Hubert Martin: Making mirrors for giant telescopes

A plenary talk from SPIE Optics + Photonics 2019
15 August 2019

Advances in our understanding of the Universe depend on improvements in sensitivity and angular resolution that can come only with larger telescopes. Telescope diameters increased by almost an order of magnitude in the last century, but that growth has been sporadic, limited mainly by the ability to make bigger mirrors that hold their shape against the dynamic effects of gravity, wind and temperature. Three major advances in mirror technology occurred in the 1980s, including the lightweight honeycomb mirrors made at the Mirror Lab.

In this plenary talk, Hubert Martin describes these technologies, and shows how they enabled the current generation of 8- to 12-m telescopes and how they are now being used to build telescopes of 25 to 39 m.

Hubert (Buddy) Martin is Project Scientist for Mirror Polishing at the University of Arizona's Richard F. Caris Mirror Lab, and recipient of the  2019 SPIE A.E. Conrady Award in Optical Engineering. He leads the fabrication and testing of large optics, including the 8.4 meter segments of the Giant Magellan Telescope. Buddy's background as a radio astronomer before joining the Mirror Lab in 1986 helps him maintain a passion for contributing to new telescopes and new discoveries.

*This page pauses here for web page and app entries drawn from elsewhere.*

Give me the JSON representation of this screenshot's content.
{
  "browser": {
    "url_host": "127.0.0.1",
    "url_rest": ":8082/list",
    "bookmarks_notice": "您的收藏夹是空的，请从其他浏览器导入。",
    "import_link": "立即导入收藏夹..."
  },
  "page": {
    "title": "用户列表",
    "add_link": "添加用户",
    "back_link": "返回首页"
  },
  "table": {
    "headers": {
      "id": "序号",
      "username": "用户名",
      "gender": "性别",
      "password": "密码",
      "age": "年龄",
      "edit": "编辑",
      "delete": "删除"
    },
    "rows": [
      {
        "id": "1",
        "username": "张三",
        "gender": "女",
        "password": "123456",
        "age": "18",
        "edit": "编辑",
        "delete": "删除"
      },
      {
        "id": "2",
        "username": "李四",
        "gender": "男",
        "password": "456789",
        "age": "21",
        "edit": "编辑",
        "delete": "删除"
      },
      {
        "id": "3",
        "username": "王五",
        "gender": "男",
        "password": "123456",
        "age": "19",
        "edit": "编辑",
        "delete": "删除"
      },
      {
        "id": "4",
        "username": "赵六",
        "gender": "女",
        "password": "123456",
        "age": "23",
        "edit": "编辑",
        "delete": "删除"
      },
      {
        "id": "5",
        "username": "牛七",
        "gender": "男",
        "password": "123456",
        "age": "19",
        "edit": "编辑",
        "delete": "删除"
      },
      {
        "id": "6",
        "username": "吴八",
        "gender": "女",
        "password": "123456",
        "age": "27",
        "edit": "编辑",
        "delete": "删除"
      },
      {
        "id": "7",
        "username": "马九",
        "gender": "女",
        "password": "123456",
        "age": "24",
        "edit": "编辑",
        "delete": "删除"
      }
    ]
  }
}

Enjoy this article?
Get similar news in your inbox

Get more stories from SPIE
Recent News